James Bond (and other big-ticket Hollywood films) gets hacking mostly wrong. As does NCIS, with a bunch of writers who apparently don’t know enough about computers to be able to use one to write their scripts. Mr Robot, of course, gets things right. Hak5 even mentioned that in one episode they apparently lifted some explanation for something word-for-word from a Hak5 page in the Wiki, and they got called out by name. Sort of. (The Hak5 Rubber Ducky.)

And this doesn’t even cover how people in tech are usually portrayed. (Nerds, in a nutshell.) NCIS gets points in my book for that. Neither Abby S. or McGee were completely nerdy. Though NCIS New Orleans fell back on that a bit. (Can you spell stereotype?)

There are even a few movies which are mentioned that I haven’t seen; I might look into them now. And there are also one or two, like Wargames, that I haven’t seen in a very long time, that might be worth reviewing.

Anyway if you have any interest in tech, and/or any interest in Movies and TV, you might get a kick out of the slideshow at the first link at the top.

Like a Train-wreck. I want to Look Away…

But I can’t. UFO. The 1970 TV series. It probably hit the US in 1971 or 1972 at the latest. (By 1975 they were making Space 1999, which was a spin-off.) I remember watching this, when it first launched. I thought it was great, but then I was 10 or 11 years old.
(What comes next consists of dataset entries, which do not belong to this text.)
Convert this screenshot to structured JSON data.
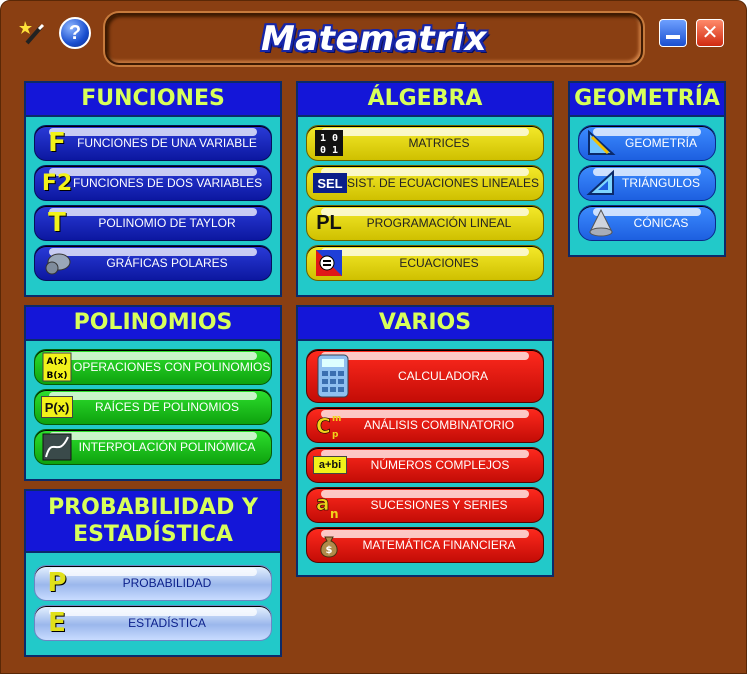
{
  "window": {
    "title": "Matematrix",
    "help_glyph": "?",
    "close_glyph": "✕",
    "colors": {
      "frame": "#8a3f12",
      "panel": "#22c9c9",
      "header": "#1416d8",
      "header_text": "#d8ff5a"
    }
  },
  "sections": {
    "funciones": {
      "title": "FUNCIONES",
      "items": [
        {
          "label": "FUNCIONES DE UNA VARIABLE",
          "icon_text": "F",
          "icon": "f-letter-icon"
        },
        {
          "label": "FUNCIONES DE DOS VARIABLES",
          "icon_text": "F2",
          "icon": "f2-letter-icon"
        },
        {
          "label": "POLINOMIO DE TAYLOR",
          "icon_text": "T",
          "icon": "t-letter-icon"
        },
        {
          "label": "GRÁFICAS POLARES",
          "icon": "polar-graph-icon"
        }
      ]
    },
    "algebra": {
      "title": "ÁLGEBRA",
      "items": [
        {
          "label": "MATRICES",
          "icon_text": "1 0\n0 1",
          "icon": "matrix-icon"
        },
        {
          "label": "SIST. DE ECUACIONES LINEALES",
          "icon_text": "SEL",
          "icon": "sel-icon"
        },
        {
          "label": "PROGRAMACIÓN LINEAL",
          "icon_text": "PL",
          "icon": "pl-icon"
        },
        {
          "label": "ECUACIONES",
          "icon": "equations-icon"
        }
      ]
    },
    "geometria": {
      "title": "GEOMETRÍA",
      "items": [
        {
          "label": "GEOMETRÍA",
          "icon": "set-square-icon"
        },
        {
          "label": "TRIÁNGULOS",
          "icon": "triangle-icon"
        },
        {
          "label": "CÓNICAS",
          "icon": "cone-icon"
        }
      ]
    },
    "polinomios": {
      "title": "POLINOMIOS",
      "items": [
        {
          "label": "OPERACIONES CON POLINOMIOS",
          "icon_text": "A(x) B(x)",
          "icon": "polynomial-operations-icon"
        },
        {
          "label": "RAÍCES DE POLINOMIOS",
          "icon_text": "P(x)",
          "icon": "px-icon"
        },
        {
          "label": "INTERPOLACIÓN POLINÓMICA",
          "icon": "interpolation-icon"
        }
      ]
    },
    "varios": {
      "title": "VARIOS",
      "items": [
        {
          "label": "CALCULADORA",
          "icon": "calculator-icon"
        },
        {
          "label": "ANÁLISIS COMBINATORIO",
          "icon_text": "Cmp",
          "icon": "combinatorics-icon"
        },
        {
          "label": "NÚMEROS COMPLEJOS",
          "icon_text": "a+bi",
          "icon": "complex-numbers-icon"
        },
        {
          "label": "SUCESIONES Y SERIES",
          "icon_text": "an",
          "icon": "sequences-icon"
        },
        {
          "label": "MATEMÁTICA FINANCIERA",
          "icon": "money-bag-icon"
        }
      ]
    },
    "probabilidad": {
      "title": "PROBABILIDAD Y ESTADÍSTICA",
      "items": [
        {
          "label": "PROBABILIDAD",
          "icon_text": "P",
          "icon": "p-letter-icon"
        },
        {
          "label": "ESTADÍSTICA",
          "icon_text": "E",
          "icon": "e-letter-icon"
        }
      ]
    }
  }
}
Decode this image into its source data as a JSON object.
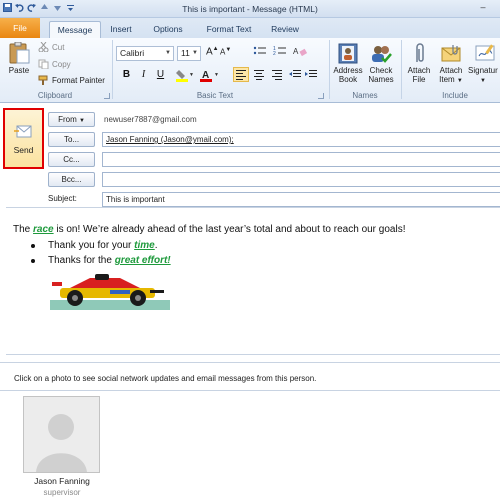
{
  "window": {
    "title": "This is important  -  Message (HTML)",
    "minimize_glyph": "–"
  },
  "quick_access": {
    "icons": [
      "save-icon",
      "undo-icon",
      "redo-icon",
      "up-icon",
      "down-icon",
      "customize-icon"
    ]
  },
  "tabs": {
    "file": "File",
    "message": "Message",
    "insert": "Insert",
    "options": "Options",
    "format_text": "Format Text",
    "review": "Review"
  },
  "clipboard": {
    "paste": "Paste",
    "cut": "Cut",
    "copy": "Copy",
    "format_painter": "Format Painter",
    "group_label": "Clipboard"
  },
  "basic_text": {
    "font": "Calibri",
    "size": "11",
    "group_label": "Basic Text",
    "bold": "B",
    "italic": "I",
    "underline": "U",
    "grow": "A",
    "shrink": "A"
  },
  "names": {
    "address_book_1": "Address",
    "address_book_2": "Book",
    "check_names_1": "Check",
    "check_names_2": "Names",
    "group_label": "Names"
  },
  "include": {
    "attach_file_1": "Attach",
    "attach_file_2": "File",
    "attach_item_1": "Attach",
    "attach_item_2": "Item",
    "signature_1": "Signatur",
    "group_label": "Include"
  },
  "compose": {
    "send": "Send",
    "from_label": "From",
    "from_address": "newuser7887@gmail.com",
    "to_label": "To...",
    "to_value": "Jason Fanning (Jason@ymail.com);",
    "cc_label": "Cc...",
    "bcc_label": "Bcc...",
    "subject_label": "Subject:",
    "subject_value": "This is important"
  },
  "body": {
    "p1_pre": "The ",
    "p1_emph": "race",
    "p1_post": " is on! We’re already ahead of the last year’s total and about to reach our goals!",
    "b1_pre": "Thank you for your ",
    "b1_emph": "time",
    "b1_post": ".",
    "b2_pre": "Thanks for the ",
    "b2_emph": "great effort!"
  },
  "people_pane": {
    "hint": "Click on a photo to see social network updates and email messages from this person.",
    "name": "Jason Fanning",
    "title": "supervisor"
  },
  "colors": {
    "accent": "#e98612",
    "emphasis": "#1e9a3c",
    "send_border": "#e00000"
  }
}
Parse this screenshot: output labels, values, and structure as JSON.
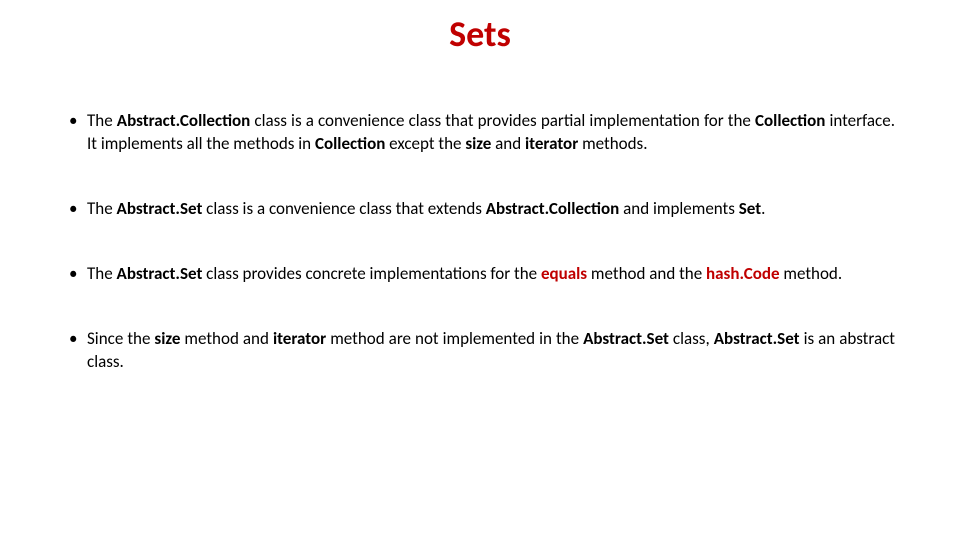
{
  "title": "Sets",
  "bullets": [
    {
      "parts": [
        {
          "t": "The ",
          "cls": ""
        },
        {
          "t": "Abstract.Collection",
          "cls": "bold"
        },
        {
          "t": " class is a convenience class that provides partial implementation for the ",
          "cls": ""
        },
        {
          "t": "Collection",
          "cls": "bold"
        },
        {
          "t": " interface. It implements all the methods in ",
          "cls": ""
        },
        {
          "t": "Collection",
          "cls": "bold"
        },
        {
          "t": " except the ",
          "cls": ""
        },
        {
          "t": "size",
          "cls": "bold"
        },
        {
          "t": " and ",
          "cls": ""
        },
        {
          "t": "iterator",
          "cls": "bold"
        },
        {
          "t": " methods.",
          "cls": ""
        }
      ]
    },
    {
      "parts": [
        {
          "t": "The ",
          "cls": ""
        },
        {
          "t": "Abstract.Set",
          "cls": "bold"
        },
        {
          "t": " class is a convenience class that extends ",
          "cls": ""
        },
        {
          "t": "Abstract.Collection",
          "cls": "bold"
        },
        {
          "t": " and implements ",
          "cls": ""
        },
        {
          "t": "Set",
          "cls": "bold"
        },
        {
          "t": ".",
          "cls": ""
        }
      ]
    },
    {
      "parts": [
        {
          "t": "The ",
          "cls": ""
        },
        {
          "t": "Abstract.Set",
          "cls": "bold"
        },
        {
          "t": " class provides concrete implementations for the ",
          "cls": ""
        },
        {
          "t": "equals",
          "cls": "red-bold"
        },
        {
          "t": " method and the ",
          "cls": ""
        },
        {
          "t": "hash.Code",
          "cls": "red-bold"
        },
        {
          "t": " method.",
          "cls": ""
        }
      ]
    },
    {
      "parts": [
        {
          "t": "Since the ",
          "cls": ""
        },
        {
          "t": "size",
          "cls": "bold"
        },
        {
          "t": " method and ",
          "cls": ""
        },
        {
          "t": "iterator",
          "cls": "bold"
        },
        {
          "t": " method are not implemented in the ",
          "cls": ""
        },
        {
          "t": "Abstract.Set",
          "cls": "bold"
        },
        {
          "t": " class, ",
          "cls": ""
        },
        {
          "t": "Abstract.Set",
          "cls": "bold"
        },
        {
          "t": " is an abstract class.",
          "cls": ""
        }
      ]
    }
  ]
}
What follows is the pilot, “Identified.” They all seem to be there, though I have not watched them all. (There are limits! It truly is bad, even compared to the original Star Trek series.) The effects are cheesy, the costumes and dialog are ridiculous, even by the standards of 1970, though I do like the purple hair on the Moon Base Alpha crew. And EVERYBODY smokes. On planes. In offices. Wherever. Which was true up to about 1990 or so anyway. So since the series is set in 1980, this is probably Truth in Television.